In the last week, we've discovered that the key members of the Gophers athletic department suffer from an iron deficiency.
Tubby Smith does not wield an iron hand. Jerry Kill does not possess an iron jaw.
Smith, the storied Gophers basketball coach, revealed that he almost kicked star center Trevor Mbakwe off the team following the most recent of Mbakwe's legal problems. Almost punishing an athlete is like almost picking up the bill at a restaurant. Pulling your wallet halfway out of your pocket does not constitute partial payment.
This week, when reporters told Smith that Mbakwe was headed to Miami for a hearing that could eventually result in jail time, Smith said, "Maybe you know more than I do. I don't know.''
Smith has a knack for running off talented players, but Mbakwe keeps hanging around, getting into just enough trouble to embarrass the university but not enough for Smith to take meaningful action, or even keep track of his star.
If this were an isolated example of a power coach protecting a standout player, it would be less troubling, but it dovetails with Smith's softer-than-polenta approach.
The Gophers thought they were hiring a legend when they landed Smith. So far, he has a 38-49 record in the Big Ten, has watched key players transfer and has insinuated that his problems stem from the lack of a practice facility. Iron hand? It's not even iron-ish.
Last year, Kill lobbied to receive a contract extension before he had won his second game at Minnesota. On Saturday, Kill's Gophers lost to Northwestern, leaving him 2-8 in his first 10 Big Ten games. He suffered a seizure after the game. The university called it a "minor seizure,'' meaning that a "minor seizure'' is one that the public doesn't see.
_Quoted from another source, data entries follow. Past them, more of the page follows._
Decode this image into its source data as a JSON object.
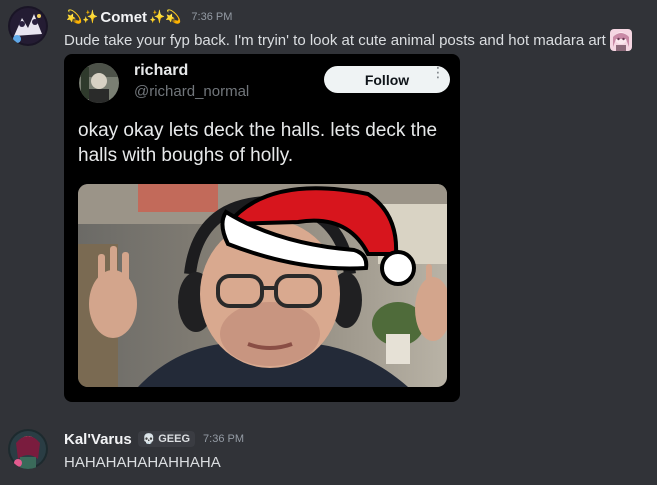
{
  "messages": [
    {
      "username": "Comet",
      "deco_left": "💫✨",
      "deco_right": "✨💫",
      "time": "7:36 PM",
      "text": "Dude take your fyp back. I'm tryin' to look at cute animal posts and hot madara art",
      "embed": {
        "name": "richard",
        "handle": "@richard_normal",
        "follow_label": "Follow",
        "more_label": "⋮",
        "text": "okay okay lets deck the halls. lets deck the halls with boughs of holly."
      }
    },
    {
      "username": "Kal'Varus",
      "badge": "GEEG",
      "badge_icon": "💀",
      "time": "7:36 PM",
      "text": "HAHAHAHAHAHHAHA"
    }
  ],
  "colors": {
    "background": "#313338",
    "username": "#f2f3f5",
    "timestamp": "#949ba4",
    "embed_bg": "#000000",
    "follow_bg": "#eff3f4"
  }
}
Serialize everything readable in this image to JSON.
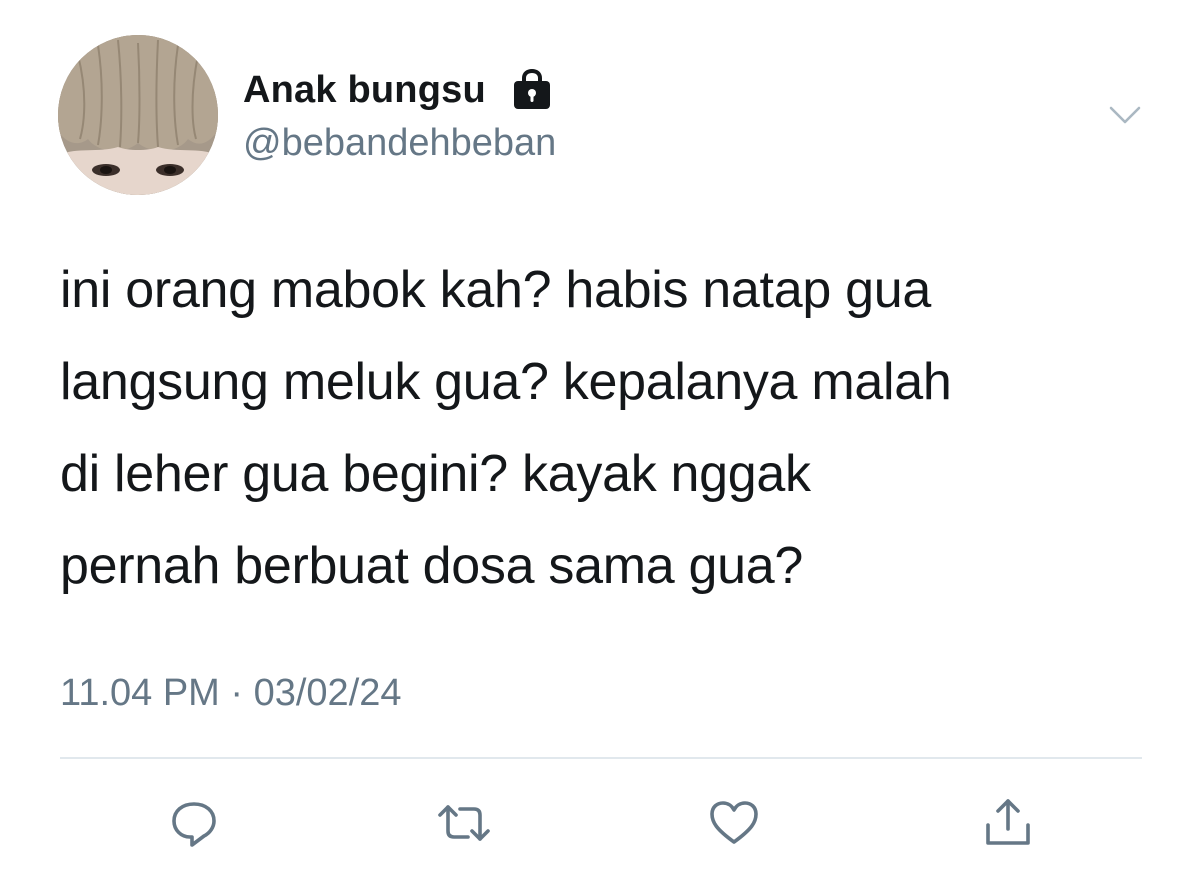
{
  "user": {
    "display_name": "Anak bungsu",
    "handle": "@bebandehbeban",
    "protected_icon": "lock-icon",
    "avatar": "profile-photo"
  },
  "menu": {
    "icon": "chevron-down-icon"
  },
  "tweet": {
    "text": "ini orang mabok kah? habis natap gua\nlangsung meluk gua? kepalanya malah\ndi leher gua begini? kayak nggak\npernah berbuat dosa sama gua?",
    "timestamp": "11.04 PM · 03/02/24"
  },
  "actions": [
    {
      "name": "reply",
      "icon": "reply-icon"
    },
    {
      "name": "retweet",
      "icon": "retweet-icon"
    },
    {
      "name": "like",
      "icon": "heart-icon"
    },
    {
      "name": "share",
      "icon": "share-icon"
    }
  ],
  "colors": {
    "text_primary": "#14171a",
    "text_secondary": "#657786",
    "icon_gray": "#657786",
    "divider": "#e1e8ed",
    "background": "#ffffff"
  }
}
On Tuesday, Gophers PR folks put out the word that Kill did not want to answer questions about his health at his weekly news conference, even though he is a highly paid state employee and public figure whose health could determine whether he becomes a success. Also this week, the Gophers announced that they were paying $800,000 to get out of playing games against North Carolina, a mediocre football program from a basketball conference.
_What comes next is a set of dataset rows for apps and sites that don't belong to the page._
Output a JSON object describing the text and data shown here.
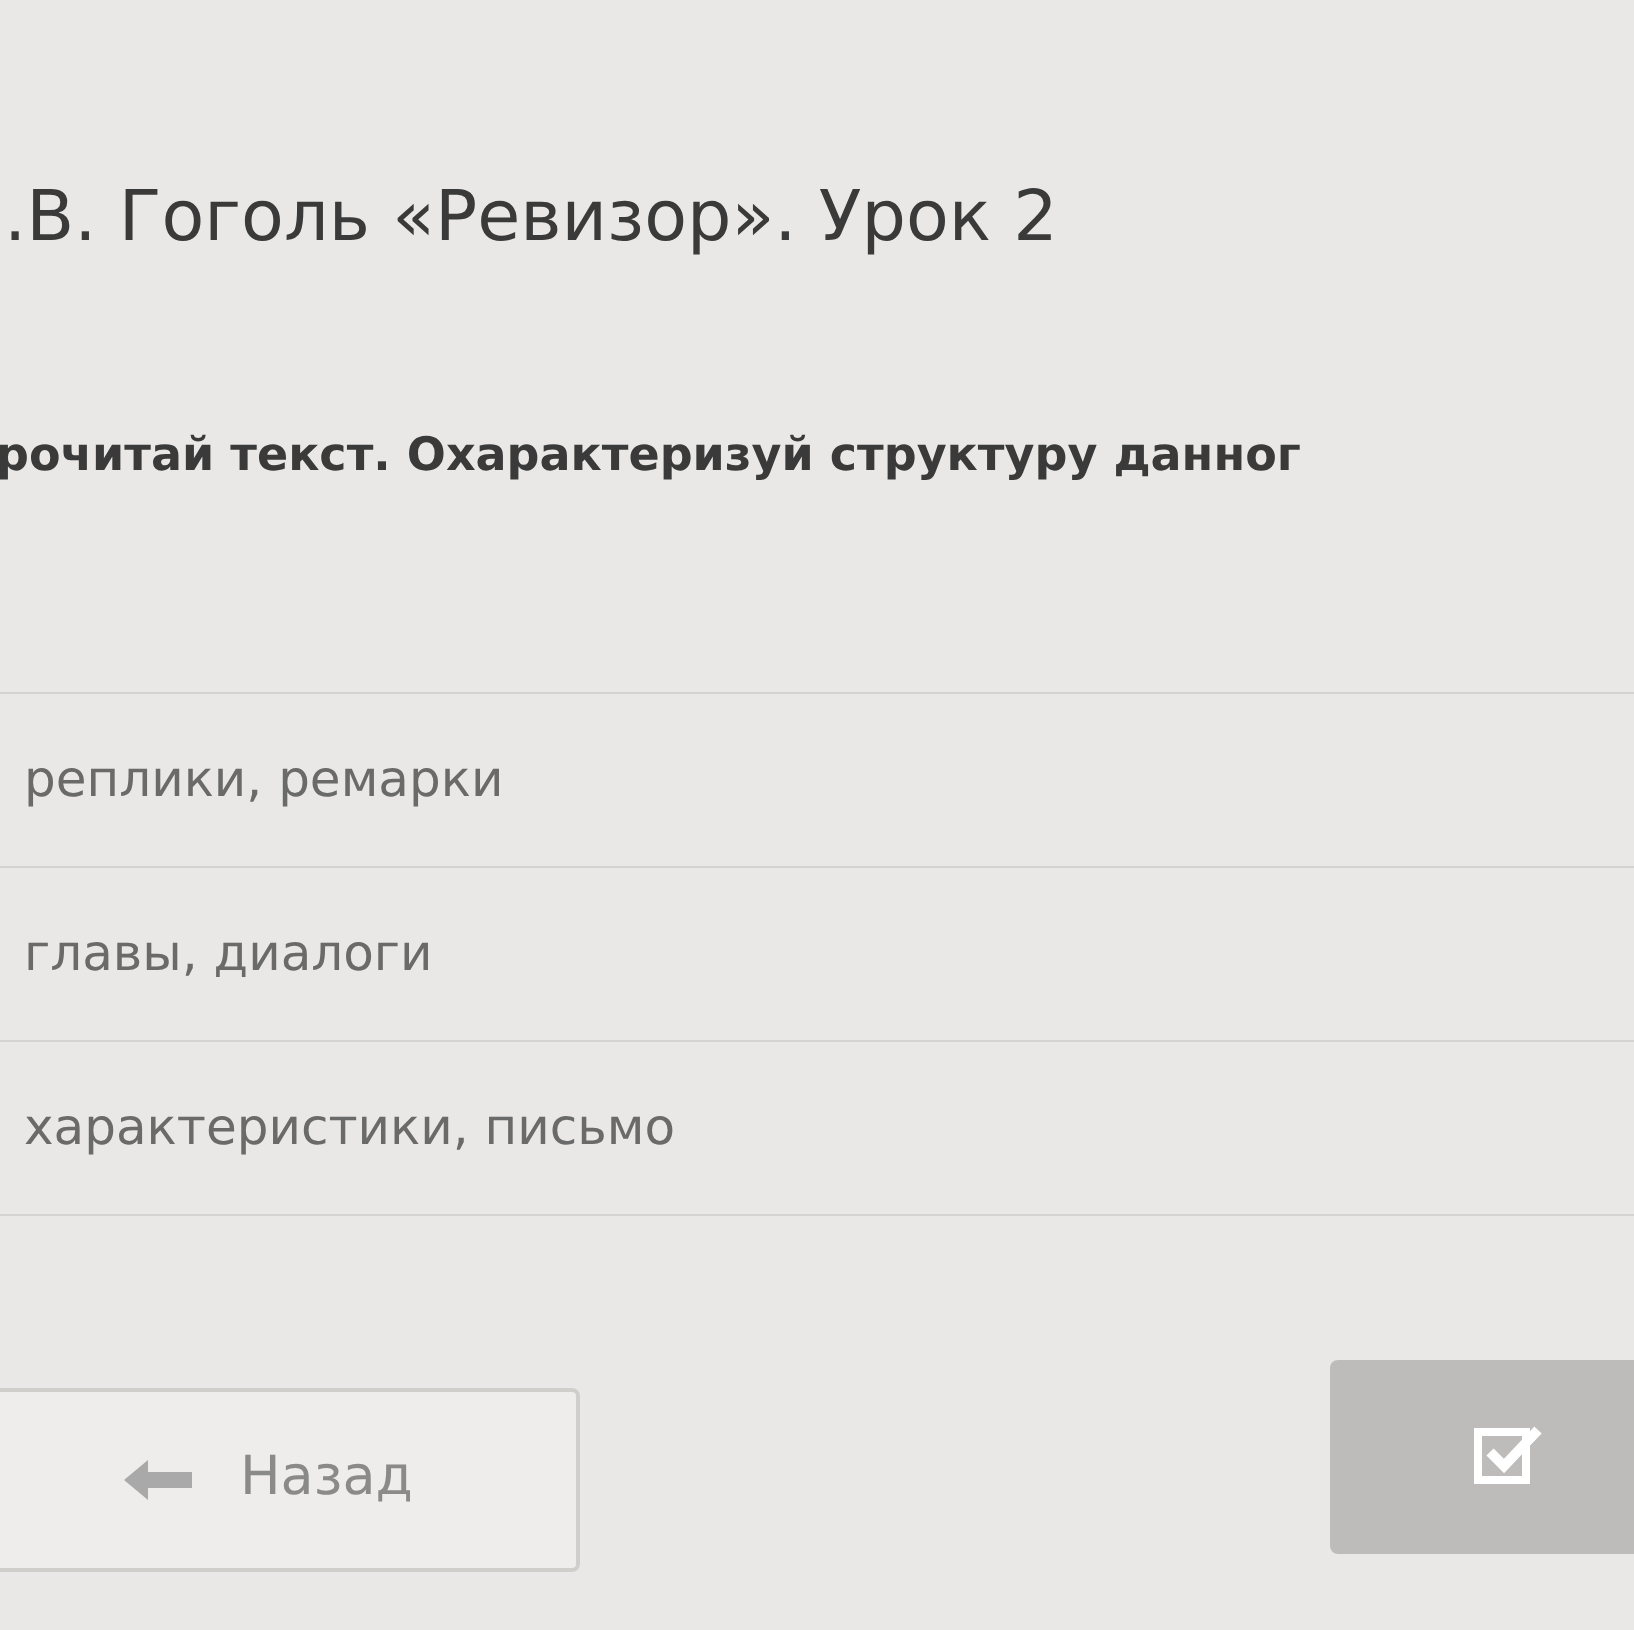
{
  "lesson_title": ".В. Гоголь «Ревизор». Урок 2",
  "question": "рочитай текст. Охарактеризуй структуру данног",
  "options": [
    {
      "label": "реплики, ремарки"
    },
    {
      "label": "главы, диалоги"
    },
    {
      "label": "характеристики, письмо"
    }
  ],
  "back_button": {
    "label": "Назад"
  }
}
In one week, Kill ducked two groups of people who couldn't frighten a first-grader: Tar Heels football players and Minnesota reporters.
What Kill and Smith have in common is this: The university allows both to operate as power coaches, even though neither has won enough at Minnesota to justify the deference with which they are treated.
Smith has been a disappointment. He has enough talent to win big this year. If he doesn't, we will hear excuses about practice facilities and injuries.
It is too early in Kill's tenure to call him a disappointment. He may well return the Gophers to the level they attained under Glen Mason, when they played in minor bowls and pulled off the occasional upset. But there is little evidence on the field so far to suggest that those days are on the horizon.
Neither Kill nor Smith has produced like a power coach. Both act like one.
It is clear what the university must do. These men need oversight. The university must hire someone who can tell Smith that he is responsible for his players' actions and that any complaints he has about a practice facility must be uttered internally. The university must hire someone who can tell Kill that he can't spend $800,000 of the school's money to avoid a team he should be able to beat and that he must face questions about his health and his program like a grown man.
It is time for the University of Minnesota to become innovative and hire someone who can take charge of this mess, perhaps even direct these employees.
That's it: The athletic department needs a director. You could even call this person an "athletic director.''
It's a radical notion, but worth a try.
Jim Souhan can be heard Sundays from 10 a.m. to noon and weekdays at 2 p.m. on 1500-AM. His Twitter name is SouhanStrib. • firstname.lastname@example.org